Abstract: Private law is traditionally conceptualized around a commitment to formal freedom and equality, whereas critics of the public/private distinction (including lawyer-economists) construe it as merely one form of regulation. We criticize the traditional position as conceptually misguided and normatively disappointing. But we also reject the conventional criticism, which confuses a justified rejection of private […]

Sujitha Subramanian, ‘The changing dynamics of the global intellectual property legal order: emergence of a “network agenda”?’

Abstract: The Anti-Counterfeiting Trade Agreement (ACTA) had sought to augment intellectual property (IP) enforcement practices, to counter the proliferation of counterfeit and pirate goods and to regulate digital infringements. This paper examines the collapse of ACTA and challenges the traditional orientation of the debate concerning the tension between the ‘enforcement’ and ‘development’ agendas. The ACTA […]

Call for Papers: ABA – IPL Intellectual Property Law Scholarship Symposium Wednesday, 25 March 2015, North Bethesda, MD

The American Bar Association Section of Intellectual Property Law is pleased to host its second annual Intellectual Property Law Scholarship Symposium during the ABA-IPL Section’s 30th Annual Intellectual Property Law Conference, March 25-27, 2015, at the Bethesda North Marriott Hotel and Conference Center in North Bethesda, MD. The Symposium will take place on Wednesday, March […]

‘Dutch draft bill on collective action for compensation – a note on extraterritorial application’

“As many readers will know, the Dutch collective settlement scheme – laid down in the Dutch collective settlement act (Wet collective afhandeling massaschade, WCAM) – has attracted a lot of international attention in recent years as a result of several global settlements, including those in the Shell and Converium securities cases. Once the Amsterdam Court […]

Geoffrey Miller, ‘Empirical Analysis of Legal Theory’

Abstract: Empirical analysis of dispute resolution terms in commercial contracts provides information about theoretical issues in contract law. These clauses are adopted at a time when the parties share an interest in maximizing the value of the contract. The analyst can examine the pattern of contracting behavior and infer that the choices made by sophisticated […]
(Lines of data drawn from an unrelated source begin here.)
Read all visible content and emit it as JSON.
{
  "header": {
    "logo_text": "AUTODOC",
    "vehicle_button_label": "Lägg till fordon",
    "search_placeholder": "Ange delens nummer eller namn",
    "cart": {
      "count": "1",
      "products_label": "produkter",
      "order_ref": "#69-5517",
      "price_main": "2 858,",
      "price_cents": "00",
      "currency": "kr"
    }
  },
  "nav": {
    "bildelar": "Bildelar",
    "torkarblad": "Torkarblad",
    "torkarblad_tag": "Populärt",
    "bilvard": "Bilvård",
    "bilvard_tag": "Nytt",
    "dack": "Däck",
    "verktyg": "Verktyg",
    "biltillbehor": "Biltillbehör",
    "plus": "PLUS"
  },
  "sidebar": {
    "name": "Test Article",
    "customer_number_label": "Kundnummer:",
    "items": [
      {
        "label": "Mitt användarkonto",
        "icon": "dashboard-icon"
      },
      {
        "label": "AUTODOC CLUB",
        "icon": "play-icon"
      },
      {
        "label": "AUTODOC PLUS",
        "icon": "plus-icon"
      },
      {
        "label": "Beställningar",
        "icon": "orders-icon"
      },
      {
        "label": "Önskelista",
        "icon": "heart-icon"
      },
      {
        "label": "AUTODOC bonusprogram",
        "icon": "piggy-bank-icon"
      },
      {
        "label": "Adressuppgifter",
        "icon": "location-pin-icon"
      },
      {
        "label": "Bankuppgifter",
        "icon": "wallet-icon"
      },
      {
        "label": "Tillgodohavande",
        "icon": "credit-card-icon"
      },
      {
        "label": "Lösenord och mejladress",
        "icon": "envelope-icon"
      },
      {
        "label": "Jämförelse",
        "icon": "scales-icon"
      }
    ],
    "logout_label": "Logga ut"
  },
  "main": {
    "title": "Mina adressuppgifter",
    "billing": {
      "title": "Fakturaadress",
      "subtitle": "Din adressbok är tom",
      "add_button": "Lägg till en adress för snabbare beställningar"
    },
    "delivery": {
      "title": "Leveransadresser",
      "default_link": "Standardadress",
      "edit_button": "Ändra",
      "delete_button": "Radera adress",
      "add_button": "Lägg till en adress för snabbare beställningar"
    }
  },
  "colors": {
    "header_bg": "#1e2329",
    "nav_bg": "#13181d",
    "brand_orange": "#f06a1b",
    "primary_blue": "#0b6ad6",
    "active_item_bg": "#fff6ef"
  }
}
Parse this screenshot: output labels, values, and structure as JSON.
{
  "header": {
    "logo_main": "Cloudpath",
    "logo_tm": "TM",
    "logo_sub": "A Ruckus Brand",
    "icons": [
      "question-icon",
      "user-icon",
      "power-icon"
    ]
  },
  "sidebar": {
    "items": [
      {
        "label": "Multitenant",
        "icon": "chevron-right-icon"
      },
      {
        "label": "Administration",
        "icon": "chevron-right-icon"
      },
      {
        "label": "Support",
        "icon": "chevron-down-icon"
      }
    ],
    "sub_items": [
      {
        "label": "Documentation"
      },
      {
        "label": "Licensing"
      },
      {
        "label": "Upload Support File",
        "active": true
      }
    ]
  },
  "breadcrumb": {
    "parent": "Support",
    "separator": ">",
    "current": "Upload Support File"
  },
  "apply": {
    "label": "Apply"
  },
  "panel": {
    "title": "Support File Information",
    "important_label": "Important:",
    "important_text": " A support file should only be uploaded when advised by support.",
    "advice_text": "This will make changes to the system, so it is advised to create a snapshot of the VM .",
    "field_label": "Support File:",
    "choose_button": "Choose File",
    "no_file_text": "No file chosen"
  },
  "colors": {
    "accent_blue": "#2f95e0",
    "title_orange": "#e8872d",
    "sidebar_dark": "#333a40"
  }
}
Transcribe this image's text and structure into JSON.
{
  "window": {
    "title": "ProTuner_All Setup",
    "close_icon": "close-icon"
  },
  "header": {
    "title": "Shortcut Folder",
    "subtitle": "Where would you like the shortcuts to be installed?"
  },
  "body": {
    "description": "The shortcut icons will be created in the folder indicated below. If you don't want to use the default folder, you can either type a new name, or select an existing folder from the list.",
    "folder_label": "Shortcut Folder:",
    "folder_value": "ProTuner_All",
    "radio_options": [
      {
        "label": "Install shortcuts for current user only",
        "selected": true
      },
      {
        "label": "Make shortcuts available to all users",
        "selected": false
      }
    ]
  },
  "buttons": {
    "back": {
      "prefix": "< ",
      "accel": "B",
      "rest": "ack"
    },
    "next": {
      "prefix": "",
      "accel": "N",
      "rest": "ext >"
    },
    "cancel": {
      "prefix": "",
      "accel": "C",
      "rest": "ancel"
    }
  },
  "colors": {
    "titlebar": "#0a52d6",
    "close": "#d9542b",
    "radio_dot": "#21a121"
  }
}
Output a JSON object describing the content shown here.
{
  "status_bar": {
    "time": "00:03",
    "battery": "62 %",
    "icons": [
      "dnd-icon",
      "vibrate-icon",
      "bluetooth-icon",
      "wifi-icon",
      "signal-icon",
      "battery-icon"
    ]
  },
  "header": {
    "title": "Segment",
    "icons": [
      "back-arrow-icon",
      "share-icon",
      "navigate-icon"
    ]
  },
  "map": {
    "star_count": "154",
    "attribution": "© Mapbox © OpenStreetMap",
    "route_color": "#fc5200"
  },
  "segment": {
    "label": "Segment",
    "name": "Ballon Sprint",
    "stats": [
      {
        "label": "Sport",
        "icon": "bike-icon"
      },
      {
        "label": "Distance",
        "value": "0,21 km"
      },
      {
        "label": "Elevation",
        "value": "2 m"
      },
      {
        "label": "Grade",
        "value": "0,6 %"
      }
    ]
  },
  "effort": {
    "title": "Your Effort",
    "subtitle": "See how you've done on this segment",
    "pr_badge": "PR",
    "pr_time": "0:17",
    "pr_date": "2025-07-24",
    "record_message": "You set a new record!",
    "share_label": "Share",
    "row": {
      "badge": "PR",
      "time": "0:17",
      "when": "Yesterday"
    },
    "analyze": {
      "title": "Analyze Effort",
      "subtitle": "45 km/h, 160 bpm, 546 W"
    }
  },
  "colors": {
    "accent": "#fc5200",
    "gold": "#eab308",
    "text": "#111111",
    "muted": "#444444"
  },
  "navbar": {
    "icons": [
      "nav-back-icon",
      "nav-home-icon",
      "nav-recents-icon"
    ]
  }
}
Richard Huxtable, ‘Autonomy, Best Interests and The Public Interest: Treatment, Non-Treatment and the Values of Medical Law’

Abstract: When constructing its responses to cases concerning the treatment and non-treatment of patients, both competent and incompetent, English medical law primarily uses two analytic tools: the autonomy and the welfare (or best interests) of the patient. I argue, however, that the construction going on behind the facade involves the use of more — and […]

Omari Scott Simmons, ‘Muted Deterrence: The Enhanced Attribution of Tort Liability to US Higher Education Institutions for Student Safety’

Abstract: A key challenge facing modern universities is ensuring student safety. This task inevitably involves deterring risky behavior. The existing law on campus safety, however, inadequately addresses this challenge. This essay argues that an overemphasis on tort litigation fails to (i) adequately deter risky individual and institutional behaviors; (ii) provide incentives to higher education institutions […]